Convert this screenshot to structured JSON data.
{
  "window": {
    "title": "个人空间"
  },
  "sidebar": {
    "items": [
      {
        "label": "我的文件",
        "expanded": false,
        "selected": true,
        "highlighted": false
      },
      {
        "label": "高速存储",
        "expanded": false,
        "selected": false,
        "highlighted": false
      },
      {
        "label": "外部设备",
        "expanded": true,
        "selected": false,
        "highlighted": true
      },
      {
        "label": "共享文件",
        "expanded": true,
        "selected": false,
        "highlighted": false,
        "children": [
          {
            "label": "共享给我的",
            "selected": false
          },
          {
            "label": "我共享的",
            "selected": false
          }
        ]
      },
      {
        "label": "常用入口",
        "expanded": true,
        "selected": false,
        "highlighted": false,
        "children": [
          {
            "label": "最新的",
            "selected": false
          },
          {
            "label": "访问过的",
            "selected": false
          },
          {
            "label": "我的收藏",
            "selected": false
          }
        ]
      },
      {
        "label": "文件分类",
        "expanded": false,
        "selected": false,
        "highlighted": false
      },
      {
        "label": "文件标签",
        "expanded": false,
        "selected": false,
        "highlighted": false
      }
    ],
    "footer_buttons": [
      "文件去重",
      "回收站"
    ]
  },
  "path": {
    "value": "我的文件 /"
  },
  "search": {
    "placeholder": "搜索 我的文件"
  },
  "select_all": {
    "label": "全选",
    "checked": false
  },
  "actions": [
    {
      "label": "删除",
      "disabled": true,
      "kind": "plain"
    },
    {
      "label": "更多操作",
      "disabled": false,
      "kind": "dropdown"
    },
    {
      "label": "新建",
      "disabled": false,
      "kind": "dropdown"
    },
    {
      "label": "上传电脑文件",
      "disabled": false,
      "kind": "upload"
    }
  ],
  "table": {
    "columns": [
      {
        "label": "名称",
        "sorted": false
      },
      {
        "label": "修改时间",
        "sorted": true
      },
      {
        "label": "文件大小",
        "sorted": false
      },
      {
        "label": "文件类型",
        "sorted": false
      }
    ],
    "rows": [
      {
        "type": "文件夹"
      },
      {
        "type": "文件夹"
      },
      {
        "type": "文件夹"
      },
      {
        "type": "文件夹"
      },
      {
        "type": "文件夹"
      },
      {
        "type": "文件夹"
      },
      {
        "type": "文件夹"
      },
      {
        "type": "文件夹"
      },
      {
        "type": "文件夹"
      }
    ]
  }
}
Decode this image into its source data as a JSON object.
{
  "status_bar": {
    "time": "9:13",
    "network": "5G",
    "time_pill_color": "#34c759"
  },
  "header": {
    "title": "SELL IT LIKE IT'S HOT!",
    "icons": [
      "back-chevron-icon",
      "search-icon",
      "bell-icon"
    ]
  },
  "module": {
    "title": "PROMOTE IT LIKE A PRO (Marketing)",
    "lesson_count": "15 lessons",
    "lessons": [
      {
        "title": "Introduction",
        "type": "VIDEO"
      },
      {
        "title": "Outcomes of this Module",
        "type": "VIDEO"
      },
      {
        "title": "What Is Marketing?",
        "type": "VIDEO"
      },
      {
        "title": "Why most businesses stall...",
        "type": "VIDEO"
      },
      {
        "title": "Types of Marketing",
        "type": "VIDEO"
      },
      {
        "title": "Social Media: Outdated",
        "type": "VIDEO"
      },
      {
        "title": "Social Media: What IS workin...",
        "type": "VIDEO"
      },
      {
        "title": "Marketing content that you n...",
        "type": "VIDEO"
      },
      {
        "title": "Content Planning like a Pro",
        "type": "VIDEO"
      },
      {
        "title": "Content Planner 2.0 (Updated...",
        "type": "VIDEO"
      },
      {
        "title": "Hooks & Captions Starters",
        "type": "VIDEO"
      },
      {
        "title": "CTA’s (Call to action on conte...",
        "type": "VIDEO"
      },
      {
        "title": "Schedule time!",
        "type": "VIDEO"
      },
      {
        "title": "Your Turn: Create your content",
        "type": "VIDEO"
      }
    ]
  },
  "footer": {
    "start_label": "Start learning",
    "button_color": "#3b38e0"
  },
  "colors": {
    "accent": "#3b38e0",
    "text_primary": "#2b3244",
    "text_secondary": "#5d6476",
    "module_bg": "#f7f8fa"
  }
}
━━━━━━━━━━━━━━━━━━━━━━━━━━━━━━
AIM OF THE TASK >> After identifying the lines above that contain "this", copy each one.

FINISHED EXERCISE >>
Convert this screenshot to structured JSON data.
Decode this image into its source data as a JSON object.
        "title": "Outcomes of this Module",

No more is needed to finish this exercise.